Myth #2: The flu shot will give you the flu.

This seems to be the most common know-it-all statement heard around the water cooler or over lunch when the subject of flu shots comes up. In every crowd is someone who will attest that he or she got the flu after getting the vaccine, and therefore has never gotten the vaccine again. The truth is that it takes two weeks after receiving the vaccine to develop protection against influenza. It takes 2-5 days to develop the flu after having been exposed. Because it is impossible to contract the flu from the inactivated vaccine, your friend probably had already been exposed to the virus. Another possibility is that your friend contracted it before the vaccine developed antibodies in his or her body. However, the flu shot cannot give you the flu.

Myth #3: The flu isn't that big a deal.

There are people who do not get flu shots because they believe the flu really isn't something to get worried about (maybe they secretly think it's worth it to get a couple days off work). However, the flu is a pretty miserable experience at its most routine: fever, body aches, sore throat, and cough. Add in a complication such as pneumonia, an ear or sinus infection, or an asthma flare-up and it can become dangerous. The truth is that over the past ten flu seasons, about 32,000 people have died each year from the flu.
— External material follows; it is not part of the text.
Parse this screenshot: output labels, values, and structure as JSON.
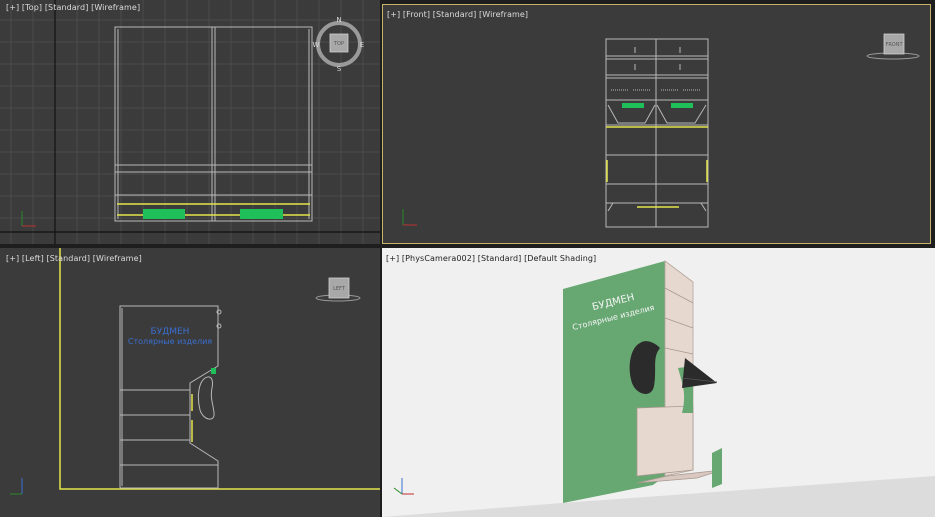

Flu severe enough to result in hospitalization, medical complications, and even death is usually caused by the strain H3N2.  That is the strain prevalent this year--the strain not covered in this season's flu shots. However, other strains circulating are covered, so vaccination may still prevent illness. If your flu symptoms are severe, you should seek medical attention at a clinic like Harrison Medical Center.

The flu shot saves lives every year, and it is a good practice to get your vaccination each fall. The next time your coworkers or friends say it doesn't work, or will give you the flu, or isn't necessary, you can respond with the facts.


30 December 2014

Help Others Make Health Decisions when They Cannot

One day I was playing a game of basketball with a friend, and the friend I was playing ball with tripped and took a hard fall to the ground. He hit his head hard, but he insisted he was okay and just wanted to go home and take a nap. I knew in my heart that he was not thinking clearly, and I didn't feel right letting him go home. I talked him into letting me take him to the hospital, and after some tests, it was determined he had a bad concussion. The doctors told me that if I had let him go home and sleep, things could have taken a turn for the worse. I created this blog to remind everyone to look out for each other after injuries. Not everyone thinks clearly after a head injury, and just being a good friend could save a life.